A colored engraving by Giovanni Lacinio, from 1714, of the Magnum Opus, with many elements that we also see on the various Emperor cards through the ages. The symbols on the tree trunk (spine) are the three primary alchemical elements: salt, sulfur and mercury. The two lions represent the animal drives that, sublimated (the wings), provide the force necesary to complete the process of God-realization. The symbols above the lions are the four elements: fire, earth, water, and air. The globe (orb) with cross, on top of the tree trunk, stands for spirit ruling over matter (four elements). The sun and the moon, at the top of the illustration, represent duality. A small sun and moon are also depicted in the globe: the duality has merged into a unity. The white eagle symbolizes the completed process
Together with card number three, the Empress, the Emperor forms the alchemical couple that merges during the Magnum Opus. The Tarot Emperor also represents the person in whom this sacred marriage took place: for the spiritual aspirant who is master over matter and his animal drives.
His crown and scepter came at a price. He had to go through a lengthy and painful process of cleansing and detachment. On the engraving of Sabine Stuart de Chevalie, from 1781, we see this arduous path from the alchemist to “spiritual emperorship” in beautiful symbolism.
Colored engraving by Sabine Stuart de Chevalier from Discours Philosophique (1781).

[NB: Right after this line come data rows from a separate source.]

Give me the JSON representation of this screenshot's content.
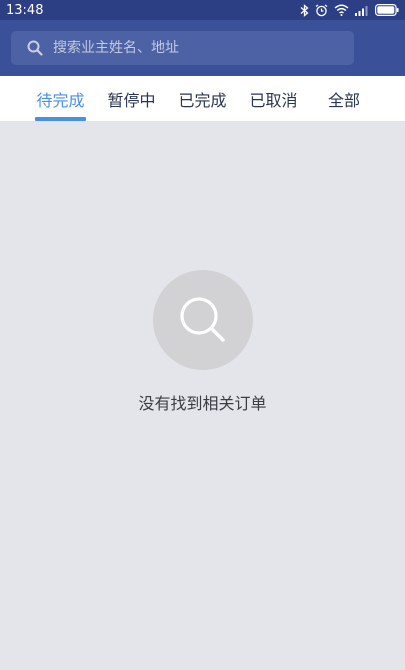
{
  "status_bar": {
    "time": "13:48",
    "icons": [
      "bluetooth-icon",
      "alarm-icon",
      "wifi-icon",
      "signal-icon",
      "battery-icon"
    ]
  },
  "search": {
    "placeholder": "搜索业主姓名、地址",
    "value": ""
  },
  "tabs": [
    {
      "label": "待完成",
      "active": true
    },
    {
      "label": "暂停中",
      "active": false
    },
    {
      "label": "已完成",
      "active": false
    },
    {
      "label": "已取消",
      "active": false
    },
    {
      "label": "全部",
      "active": false
    }
  ],
  "empty_state": {
    "icon": "search-icon",
    "message": "没有找到相关订单"
  },
  "colors": {
    "status_bar": "#2c3f85",
    "header": "#3a5199",
    "search_box": "#4d62a5",
    "accent": "#4a90e2",
    "background": "#e4e5ea"
  }
}
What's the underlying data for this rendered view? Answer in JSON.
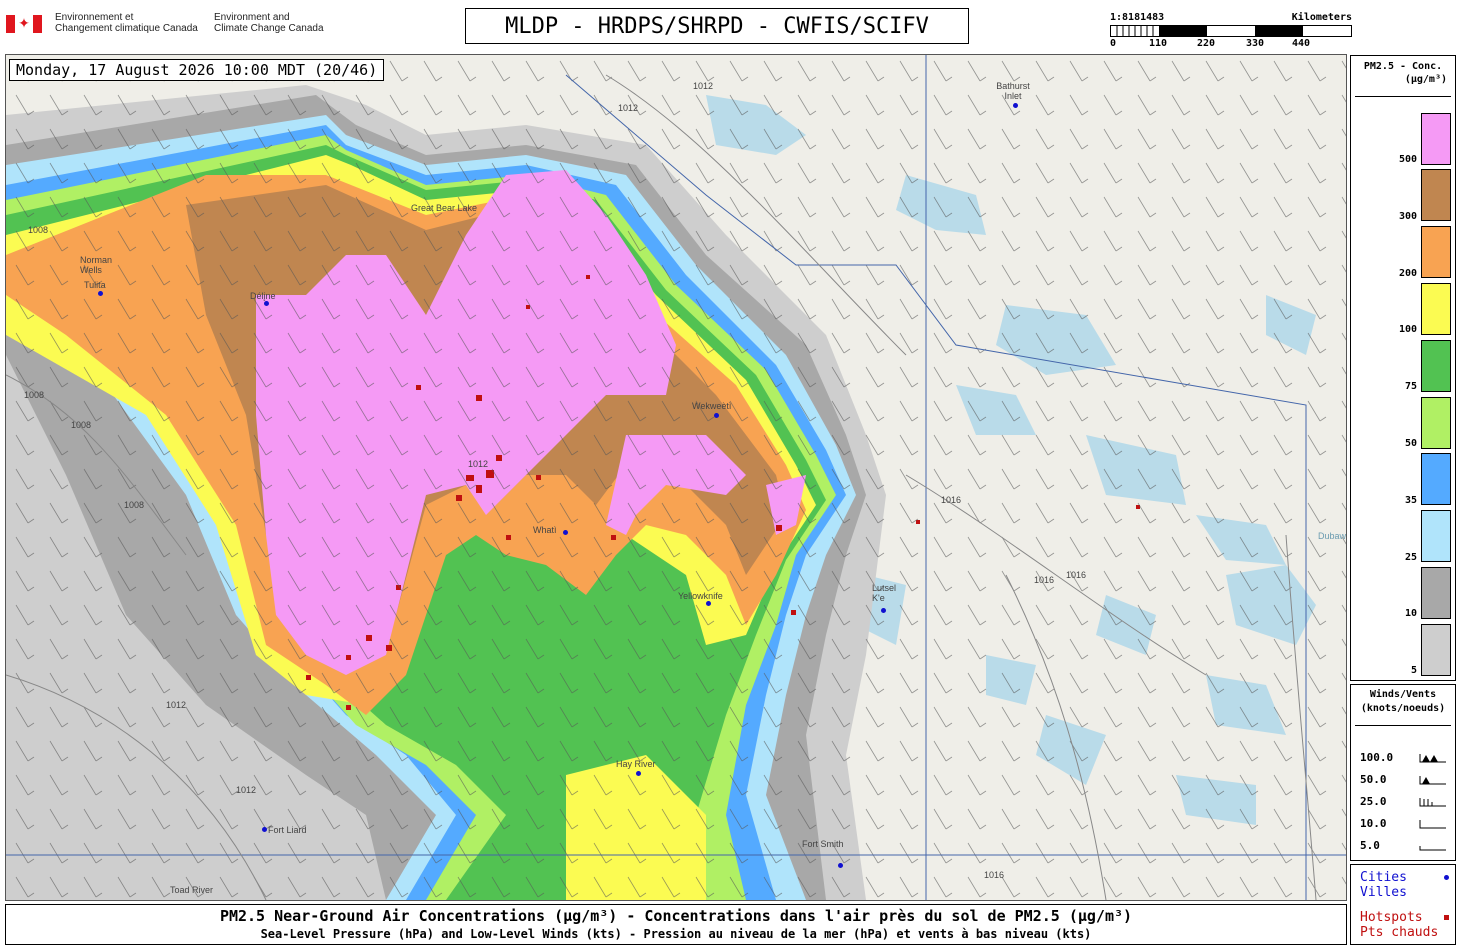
{
  "header": {
    "org_fr": "Environnement et\nChangement climatique Canada",
    "org_en": "Environment and\nClimate Change Canada",
    "title": "MLDP - HRDPS/SHRPD - CWFIS/SCIFV"
  },
  "scale": {
    "ratio": "1:8181483",
    "unit": "Kilometers",
    "ticks": [
      "0",
      "110",
      "220",
      "330",
      "440"
    ]
  },
  "map": {
    "timestamp": "Monday, 17 August 2026 10:00 MDT (20/46)",
    "cities": [
      {
        "name": "Bathurst Inlet"
      },
      {
        "name": "Norman Wells"
      },
      {
        "name": "Tulita"
      },
      {
        "name": "Délįne"
      },
      {
        "name": "Wekweètì"
      },
      {
        "name": "Whatì"
      },
      {
        "name": "Yellowknife"
      },
      {
        "name": "Lutsel K'e"
      },
      {
        "name": "Hay River"
      },
      {
        "name": "Fort Liard"
      },
      {
        "name": "Fort Smith"
      },
      {
        "name": "Toad River"
      },
      {
        "name": "Great Bear Lake"
      },
      {
        "name": "Dubawnt Lake"
      }
    ],
    "isobar_labels": [
      "1008",
      "1008",
      "1008",
      "1008",
      "1012",
      "1012",
      "1012",
      "1012",
      "1012",
      "1016",
      "1016",
      "1016",
      "1016"
    ]
  },
  "legend_conc": {
    "title": "PM2.5 - Conc.",
    "unit": "(µg/m³)",
    "levels": [
      {
        "value": "500",
        "color": "#f59af5"
      },
      {
        "value": "300",
        "color": "#c08650"
      },
      {
        "value": "200",
        "color": "#f8a352"
      },
      {
        "value": "100",
        "color": "#fbfb52"
      },
      {
        "value": "75",
        "color": "#52c252"
      },
      {
        "value": "50",
        "color": "#b0f064"
      },
      {
        "value": "35",
        "color": "#54aaff"
      },
      {
        "value": "25",
        "color": "#b0e4fb"
      },
      {
        "value": "10",
        "color": "#a8a8a8"
      },
      {
        "value": "5",
        "color": "#cecece"
      }
    ]
  },
  "legend_wind": {
    "title": "Winds/Vents\n(knots/noeuds)",
    "rows": [
      "100.0",
      "50.0",
      "25.0",
      "10.0",
      "5.0"
    ]
  },
  "legend_keys": {
    "cities": "Cities\nVilles",
    "hotspots": "Hotspots\nPts chauds",
    "city_color": "#1010d0",
    "hotspot_color": "#c01010"
  },
  "caption": {
    "line1": "PM2.5 Near-Ground Air Concentrations (µg/m³) - Concentrations dans l'air près du sol de PM2.5 (µg/m³)",
    "line2": "Sea-Level Pressure (hPa) and Low-Level Winds (kts) - Pression au niveau de la mer (hPa) et vents à bas niveau (kts)"
  }
}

The monk’s habit of the alchemist represents his way of life. On the left we see him sad because all his efforts do not seem to be successful. His enormous bookcase stands for the knowledge and wisdom he has acquired. In the background we see a maze as a symbol for his quest in the dark.
But then he is surprised with a divine visit. The woman stands for “God the Mother” (Sophia, the kundalini, the Shekinah, etc.). He impulsively refuses the crown and scepter she offers him; an indication of his humility and modesty. The tree bearing fruit is a metaphor for a completed kundalini awakening. On the organ pipes behind him are the symbols of the seven classical planets. These represent the seven chakras of the alchemist that are fully opened. In the glass flask (symbol for the alchemist himself), on the left in the foreground, the red king and white queen (the inner polarities) are united. On the rim of the fireplace, above his head, are the symbols for the four elements: he has conquered matter.
This article was published in Paravisie Magazine (June ’19). Copyright Anne-Marie Wegh 2019
Anne-Marie Wegh is the author of the book
John the Baptist who became Jesus the Christ
Illustrations from the tarot decks, reproduced by permission of U.S. Games Systems, Inc., Stamford, CT 06902. c. by U.S. Games Systems, Inc. All rights reserved.
Foto’s Châteaux de Avenières: http://hermetism.free.fr/Avenieres